The Bee Corp has evolved significantly since the company launched a couple years ago, while Symes was still a student at Indiana University. What began as an intersection of her interests in beekeeping (even leading her to launch the Beekeeping Club at IU) and environmental management is now at the juncture where the Bee Corp is being courted by major partners like the Almond Board of California.

“We’ve received inbound interest from several major players in both the agricultural space and beyond, that see both the hive strength analysis and infrared image analysis as a tool to solve other problems,” Symes said.

That kind of attention might lead one to assume that the Bee Corp would be headed out west to be nearer to growers or similar startups. But Symes says that move would be counterintuitive to the progress they’ve made in Bloomington.

Staying in Bloomington is not only cheaper than moving shop to California, but it’s “easy for us to recruit newer, younger talent,” Symes said. “As a business, you need a lot of support around you, with your service providers, investors, advisors – and that’s here in Bloomington, and in Indiana.”

This thinking may be indicative of where Bloomington startup culture is headed. The goal for a place like the Trades District is that, as the Mill and other incubators grow, companies and investors will take note. For Symes, that growth is already in a good place.

“There’s a lot going on in Bloomington,” she said. “It really is a good ecosystem. I’m really proud of where it’s at, and I think it has really grown in the past three years.”
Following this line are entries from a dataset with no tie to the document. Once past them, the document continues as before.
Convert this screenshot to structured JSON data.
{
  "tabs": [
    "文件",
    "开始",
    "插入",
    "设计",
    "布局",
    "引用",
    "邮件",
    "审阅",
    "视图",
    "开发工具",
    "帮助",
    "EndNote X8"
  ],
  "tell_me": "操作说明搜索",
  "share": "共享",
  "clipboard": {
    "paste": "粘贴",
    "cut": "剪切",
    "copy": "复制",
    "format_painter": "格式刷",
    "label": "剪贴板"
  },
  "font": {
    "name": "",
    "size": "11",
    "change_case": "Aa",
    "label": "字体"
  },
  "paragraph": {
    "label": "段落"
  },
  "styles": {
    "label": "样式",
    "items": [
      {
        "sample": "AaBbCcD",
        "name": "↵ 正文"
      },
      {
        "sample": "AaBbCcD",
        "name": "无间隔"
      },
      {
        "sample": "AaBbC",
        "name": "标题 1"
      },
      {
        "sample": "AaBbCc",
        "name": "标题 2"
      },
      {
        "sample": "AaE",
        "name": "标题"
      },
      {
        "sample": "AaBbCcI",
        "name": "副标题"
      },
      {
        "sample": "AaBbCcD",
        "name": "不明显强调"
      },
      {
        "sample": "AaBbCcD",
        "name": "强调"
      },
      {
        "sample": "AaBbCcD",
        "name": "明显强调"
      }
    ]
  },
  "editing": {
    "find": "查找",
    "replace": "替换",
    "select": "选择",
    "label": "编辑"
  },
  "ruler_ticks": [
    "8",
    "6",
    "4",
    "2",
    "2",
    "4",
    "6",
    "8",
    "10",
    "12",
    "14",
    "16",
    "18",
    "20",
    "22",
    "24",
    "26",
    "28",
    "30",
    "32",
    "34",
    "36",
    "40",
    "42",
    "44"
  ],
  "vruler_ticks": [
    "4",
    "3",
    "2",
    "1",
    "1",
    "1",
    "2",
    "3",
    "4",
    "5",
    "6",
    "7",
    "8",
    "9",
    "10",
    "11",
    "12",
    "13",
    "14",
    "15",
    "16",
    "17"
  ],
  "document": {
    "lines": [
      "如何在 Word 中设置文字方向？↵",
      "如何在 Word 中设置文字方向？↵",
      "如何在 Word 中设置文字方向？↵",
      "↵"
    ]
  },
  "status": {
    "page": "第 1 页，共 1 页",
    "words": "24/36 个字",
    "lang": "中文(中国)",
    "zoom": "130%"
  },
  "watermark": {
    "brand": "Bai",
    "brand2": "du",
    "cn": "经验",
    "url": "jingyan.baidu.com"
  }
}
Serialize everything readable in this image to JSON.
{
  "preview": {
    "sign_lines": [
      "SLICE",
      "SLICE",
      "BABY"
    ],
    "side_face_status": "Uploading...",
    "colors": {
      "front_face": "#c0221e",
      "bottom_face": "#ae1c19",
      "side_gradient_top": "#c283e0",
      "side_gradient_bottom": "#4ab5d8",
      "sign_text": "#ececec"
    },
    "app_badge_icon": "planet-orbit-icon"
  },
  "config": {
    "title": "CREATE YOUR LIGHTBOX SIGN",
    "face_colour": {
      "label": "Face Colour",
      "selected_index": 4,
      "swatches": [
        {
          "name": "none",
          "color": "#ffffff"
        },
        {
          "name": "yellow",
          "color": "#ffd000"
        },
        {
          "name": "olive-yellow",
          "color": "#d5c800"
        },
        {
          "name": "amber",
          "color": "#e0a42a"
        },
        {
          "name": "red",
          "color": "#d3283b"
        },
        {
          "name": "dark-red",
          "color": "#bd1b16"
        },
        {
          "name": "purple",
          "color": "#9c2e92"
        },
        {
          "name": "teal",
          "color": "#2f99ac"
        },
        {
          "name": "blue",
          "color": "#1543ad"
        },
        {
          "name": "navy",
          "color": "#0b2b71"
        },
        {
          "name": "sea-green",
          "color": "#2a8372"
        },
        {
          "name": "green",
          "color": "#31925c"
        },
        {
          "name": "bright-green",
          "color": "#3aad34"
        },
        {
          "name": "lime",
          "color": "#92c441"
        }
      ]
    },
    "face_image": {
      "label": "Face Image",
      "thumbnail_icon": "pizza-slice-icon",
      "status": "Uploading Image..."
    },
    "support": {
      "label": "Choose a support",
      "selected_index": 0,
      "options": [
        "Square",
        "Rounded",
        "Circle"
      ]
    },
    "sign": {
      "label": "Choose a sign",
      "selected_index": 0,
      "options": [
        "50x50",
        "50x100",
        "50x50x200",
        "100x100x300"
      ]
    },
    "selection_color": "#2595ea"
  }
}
5/13/19 UPDATE: In an impressive coincidence of timing, The Bee Corp announced on their website Friday that it will soon be relocating to Indianapolis.

"Bloomington is an excellent place to launch a startup, build early traction, raise capital and access key resources," CMO Wyatt Wells said in the release.

Symes added that the decision to move was determined by the local talent available in Bloomington versus Indianapolis.

"The university offers an excellent pipeline for hiring interns and entry-level roles, but the pool of experienced developers is more mature in Indianapolis," she said.

In our interview, Symes discussed the choice to remain in Bloomington versus moving to California to be closer to almond growers, but the possibility of an Indianapolis move did not come up. Symes told The INbox Monday that the change was not public at the time of the interview.